Looking at the lineup of speakers at Success Resources, there are mainly western speakers at your events. Is there a shortage of talent in this part of the world?
We have a good mix of talents at our events. The right question to ask is whether or not the speaker can deliver the objective of your conference. At Success Resources, the choice of our speakers have not been about his or her race, gender or demographic. Ultimately, our top priority is to bring in a speaker that can meet the needs of our clients. An interesting example is a program we organised called the Warrior Camp. This is a highly physical and intensive camp. Most of the attendees were surprised when they turned up and found out that the chief instructor was a tiny female trainer. She may not seem to have what it takes, but she is the toughest physical trainer out there who is pushing the students.

You have had close encounters with some of the most successful people in the world through your business. What do these people have in common? What did you learn from them?
One thing these successful people have in common is that they have all gone through tough challenges in their lives and have bounced back. The common denominator among them is that they never quit. All of them understand failure as much as they understand success, they have failed many times, and dust themselves off and get back up. If they had quit, they’d not be amongst us today.

In terms of businesses, when I met Jay Abraham, I learned how to multiply my revenue with my existing resources. When I met Robert Kiyosaki, I began to understand how wealth is created. When I met Tony Robbins, I learned to be very passionate about what I do. I am personally very selective with the choice of my teachers. A key criteria is that they must have done it. If you want to be a millionaire, don’t learn from some one who’s not a millionaire. Don’t even learn from a millionaire, learn from people who have earned $10 million. The key is to learn from someone with a proven track record in the field that you want to be in.
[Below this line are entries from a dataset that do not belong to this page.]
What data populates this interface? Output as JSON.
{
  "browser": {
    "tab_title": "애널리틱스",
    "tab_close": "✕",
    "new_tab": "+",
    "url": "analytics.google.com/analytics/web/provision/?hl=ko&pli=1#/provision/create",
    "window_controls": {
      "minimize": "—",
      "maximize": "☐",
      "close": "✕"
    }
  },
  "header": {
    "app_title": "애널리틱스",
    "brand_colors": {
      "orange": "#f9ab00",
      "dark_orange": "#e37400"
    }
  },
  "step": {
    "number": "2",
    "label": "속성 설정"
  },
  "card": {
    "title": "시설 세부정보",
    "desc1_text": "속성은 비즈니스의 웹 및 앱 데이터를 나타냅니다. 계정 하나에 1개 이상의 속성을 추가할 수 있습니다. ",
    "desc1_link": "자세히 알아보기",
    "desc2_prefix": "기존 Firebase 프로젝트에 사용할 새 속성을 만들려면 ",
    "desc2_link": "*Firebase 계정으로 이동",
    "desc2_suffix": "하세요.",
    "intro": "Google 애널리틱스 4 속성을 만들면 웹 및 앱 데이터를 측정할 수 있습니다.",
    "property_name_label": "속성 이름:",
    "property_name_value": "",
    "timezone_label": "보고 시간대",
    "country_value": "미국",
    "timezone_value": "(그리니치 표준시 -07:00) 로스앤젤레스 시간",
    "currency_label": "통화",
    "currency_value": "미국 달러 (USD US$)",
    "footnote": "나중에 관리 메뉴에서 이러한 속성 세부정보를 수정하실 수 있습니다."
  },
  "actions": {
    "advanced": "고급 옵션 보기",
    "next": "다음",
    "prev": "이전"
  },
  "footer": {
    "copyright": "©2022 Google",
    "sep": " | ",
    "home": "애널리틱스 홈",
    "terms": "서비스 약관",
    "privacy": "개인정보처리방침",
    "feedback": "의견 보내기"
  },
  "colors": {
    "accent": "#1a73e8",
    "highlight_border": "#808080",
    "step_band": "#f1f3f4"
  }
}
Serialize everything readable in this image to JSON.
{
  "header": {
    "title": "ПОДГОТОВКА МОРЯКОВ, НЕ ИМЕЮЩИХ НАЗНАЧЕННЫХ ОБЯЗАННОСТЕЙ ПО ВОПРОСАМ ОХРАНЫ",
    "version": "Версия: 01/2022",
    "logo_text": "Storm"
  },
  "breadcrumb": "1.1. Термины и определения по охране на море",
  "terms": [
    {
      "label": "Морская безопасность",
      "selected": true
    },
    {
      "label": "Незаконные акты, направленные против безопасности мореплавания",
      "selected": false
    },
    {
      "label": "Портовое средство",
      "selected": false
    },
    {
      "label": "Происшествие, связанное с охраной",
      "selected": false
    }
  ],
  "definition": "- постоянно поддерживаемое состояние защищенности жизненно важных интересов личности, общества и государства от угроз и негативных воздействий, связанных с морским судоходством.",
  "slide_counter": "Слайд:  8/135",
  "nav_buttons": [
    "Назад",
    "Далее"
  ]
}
This article was published in the Jan-Mar 2016 issue of Inspire Magazine. Download it here!